Excerpted From The Vermont Fish & Wildlife Newsletter, May 13, 2019
Vermont Fishing Report - Week Of May 13, 2019Lake Champlain
With the lake recently reaching a flood stage of 101-ft, the shallow waters of southern Lake Champlain (below the Champlain bridge) have been generally muddy from spring runoff, but the lake has started to drop and conditions are improving rapidly. Water temps have reached the high 50s along main lake shorelines, and low 60s in back bays.
Largemouth and smallmouth bass are starting to move and can be caught by targeting areas of clearer water in the backs of cattail marshes, around buckbrush, and along rocky shorelines leading into spawning bays. White chatterbaits and spinnerbaits, and squarebill rattling cranks have been working well.
Crappie have started moving towards spawning grounds and can be found around the mouths of most setbacks and culverts.

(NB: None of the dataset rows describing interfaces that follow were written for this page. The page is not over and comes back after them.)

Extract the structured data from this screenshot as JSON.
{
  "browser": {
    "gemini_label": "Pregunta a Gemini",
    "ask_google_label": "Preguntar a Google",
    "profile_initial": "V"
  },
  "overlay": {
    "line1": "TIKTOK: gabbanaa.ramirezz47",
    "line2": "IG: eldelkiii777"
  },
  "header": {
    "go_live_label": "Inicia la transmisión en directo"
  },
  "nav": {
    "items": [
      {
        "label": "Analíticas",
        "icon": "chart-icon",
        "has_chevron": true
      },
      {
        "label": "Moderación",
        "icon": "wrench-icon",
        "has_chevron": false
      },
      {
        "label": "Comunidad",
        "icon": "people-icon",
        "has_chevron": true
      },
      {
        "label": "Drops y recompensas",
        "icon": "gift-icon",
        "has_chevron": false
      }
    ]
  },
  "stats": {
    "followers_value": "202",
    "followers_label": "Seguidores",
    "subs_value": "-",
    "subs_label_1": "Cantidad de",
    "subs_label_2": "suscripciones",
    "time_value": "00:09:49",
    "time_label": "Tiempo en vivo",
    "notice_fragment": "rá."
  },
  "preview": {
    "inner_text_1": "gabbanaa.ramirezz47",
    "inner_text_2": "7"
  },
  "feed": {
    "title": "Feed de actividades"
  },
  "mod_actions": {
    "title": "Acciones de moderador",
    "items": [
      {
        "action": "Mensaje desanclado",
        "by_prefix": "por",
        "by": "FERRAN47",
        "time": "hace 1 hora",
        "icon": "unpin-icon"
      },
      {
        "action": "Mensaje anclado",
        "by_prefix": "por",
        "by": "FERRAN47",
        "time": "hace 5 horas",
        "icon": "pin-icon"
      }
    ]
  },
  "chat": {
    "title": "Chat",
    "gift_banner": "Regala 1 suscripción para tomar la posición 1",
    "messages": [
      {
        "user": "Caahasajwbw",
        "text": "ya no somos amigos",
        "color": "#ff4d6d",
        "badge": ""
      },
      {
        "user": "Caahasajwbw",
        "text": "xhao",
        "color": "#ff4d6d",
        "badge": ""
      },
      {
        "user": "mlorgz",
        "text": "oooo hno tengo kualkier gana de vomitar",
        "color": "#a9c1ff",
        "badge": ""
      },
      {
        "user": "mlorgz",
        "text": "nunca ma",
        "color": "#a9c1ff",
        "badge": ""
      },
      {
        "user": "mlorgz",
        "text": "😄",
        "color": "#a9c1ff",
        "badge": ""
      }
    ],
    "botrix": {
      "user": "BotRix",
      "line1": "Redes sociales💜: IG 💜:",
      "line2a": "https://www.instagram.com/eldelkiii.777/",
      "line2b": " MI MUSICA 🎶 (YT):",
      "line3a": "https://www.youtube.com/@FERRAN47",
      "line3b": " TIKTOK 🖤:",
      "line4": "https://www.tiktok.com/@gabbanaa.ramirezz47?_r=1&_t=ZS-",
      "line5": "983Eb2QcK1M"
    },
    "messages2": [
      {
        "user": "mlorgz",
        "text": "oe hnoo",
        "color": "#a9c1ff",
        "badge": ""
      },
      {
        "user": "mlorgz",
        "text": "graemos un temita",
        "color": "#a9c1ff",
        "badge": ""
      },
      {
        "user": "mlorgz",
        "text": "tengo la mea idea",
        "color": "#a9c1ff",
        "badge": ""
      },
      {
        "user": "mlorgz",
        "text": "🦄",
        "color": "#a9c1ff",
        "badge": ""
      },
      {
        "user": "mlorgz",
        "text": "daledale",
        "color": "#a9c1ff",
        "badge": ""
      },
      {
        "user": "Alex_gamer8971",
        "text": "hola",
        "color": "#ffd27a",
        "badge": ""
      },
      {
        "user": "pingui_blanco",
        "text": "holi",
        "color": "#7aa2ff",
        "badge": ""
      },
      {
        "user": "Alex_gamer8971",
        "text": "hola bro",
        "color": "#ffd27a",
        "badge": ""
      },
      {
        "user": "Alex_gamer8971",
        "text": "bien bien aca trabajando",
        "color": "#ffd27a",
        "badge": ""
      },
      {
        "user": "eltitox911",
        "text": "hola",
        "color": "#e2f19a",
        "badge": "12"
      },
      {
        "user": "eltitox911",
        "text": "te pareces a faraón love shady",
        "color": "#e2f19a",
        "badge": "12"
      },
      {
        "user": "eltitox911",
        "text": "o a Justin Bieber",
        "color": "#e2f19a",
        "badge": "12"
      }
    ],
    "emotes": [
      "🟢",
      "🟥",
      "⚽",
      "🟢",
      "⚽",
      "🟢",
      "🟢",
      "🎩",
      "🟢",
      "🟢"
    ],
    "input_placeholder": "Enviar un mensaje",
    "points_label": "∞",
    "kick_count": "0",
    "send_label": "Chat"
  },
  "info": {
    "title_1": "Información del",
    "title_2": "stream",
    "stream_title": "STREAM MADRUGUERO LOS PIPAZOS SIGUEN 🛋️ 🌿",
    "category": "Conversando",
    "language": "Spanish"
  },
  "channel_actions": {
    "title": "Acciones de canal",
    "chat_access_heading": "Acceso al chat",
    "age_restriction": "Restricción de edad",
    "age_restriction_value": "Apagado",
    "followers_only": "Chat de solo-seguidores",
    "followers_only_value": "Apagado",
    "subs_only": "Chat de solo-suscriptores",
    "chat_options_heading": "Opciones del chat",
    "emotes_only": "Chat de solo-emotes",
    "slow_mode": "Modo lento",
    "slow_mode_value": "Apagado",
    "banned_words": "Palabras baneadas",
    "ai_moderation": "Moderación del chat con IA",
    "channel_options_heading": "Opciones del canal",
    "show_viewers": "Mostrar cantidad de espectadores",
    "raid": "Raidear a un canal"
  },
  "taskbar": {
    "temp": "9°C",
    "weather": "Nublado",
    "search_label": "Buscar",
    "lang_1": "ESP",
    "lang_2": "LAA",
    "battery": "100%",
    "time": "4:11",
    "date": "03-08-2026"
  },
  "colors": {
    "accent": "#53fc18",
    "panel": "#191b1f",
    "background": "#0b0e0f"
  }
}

Carp do well in low-visibility waters and are targeted with worms -- though some folks swear by corn kernels! Drum are getting ready to spawn. Look, listen, and jig for them as they congregate on deep rock ledges.
The main lake is now in the high 40s and anglers are reporting good catches of landlocked Atlantic salmon and brown trout by flatlining stickbaits and small spoons.
With pike spawning wrapped up several weeks ago, these fish are starting to strap on the feedbags and reports of pike activity are starting to come in. Slow, wide-wobbling spoons and suspending jerkbaits worked in 8– 10 feet of water along drop-offs at the mouths of cattail bays have been taking good pike on north and south Champlain.Winooski River Tributaries
Tributaries to the Winooski River are seeing medium to high flows with water temps hovering around 40. Trout are still hanging near their winter holes and with the colder water, slow presentations along the bottom should produce the best results. As water temps hit mid-40s in the next few weeks, trout will become more aggressive and willing to move further for flies and lures. Chris Powers, one of the department’s fisheries biologist, had a nice 12” brown swipe at a streamer in the slow inside bend of a deeper run, but it didn’t connect.Northern Vermont
The Clyde River is currently running high but clear, with water temps in the lower 40s. Anglers are catching salmon running the river using a variety of gear from wet flies and streamers, to spinners and plugs, to worms.
Steelhead are running the Willoughby River, which is moderately high but dropping, with water temps in the low to mid 40s. Foam bounced along the bottom on monofilament line with fly rods seems to be the tactic of choice among the anglers fishing this river.
The Passumpsic River in St Johnsbury has received the first stocking of trophy trout, including 13” browns and 15” rainbows.Central Vermont
Waters in Central Vermont are returning to normal spring levels with clear visibility and temps in the mid-40s. Stocking continues around the state so be sure to check out the stocking report to see what waters have received fish. When targeting recently stocked yearling and 2-year-old trout in lakes and ponds, try using spinners or a worm and bobber. You can sometimes find where recently stocked trout are schooling by looking for breaks on the surface of the water. Cast a worm in this area or troll back and forth with a spinner near the surface.
The Winooski River in Waterbury was stocked this past week with 14” browns and 15” rainbows, as part of the trophy trout stocking program.Southern Vermont
Southern waters are at normal levels, murky but quickly clearing. Three anglers timed it just right on Lake Rescue, in Plymouth VT, getting into some recently stocked rainbow trout. Trolling with inline spinners all three limited out within three hours including several live releases. The Black River in Cavendish also received the first stocking of 15” trophy rainbow trout. East Creek and Otter Creek in the Rutland district received their first stockings of 16”-18” Trophy Trout on Wednesday and Thursday of last week, and additional stockings will occur the week of May 27. Stream flows are coming down and clearing up, and conditions look just right!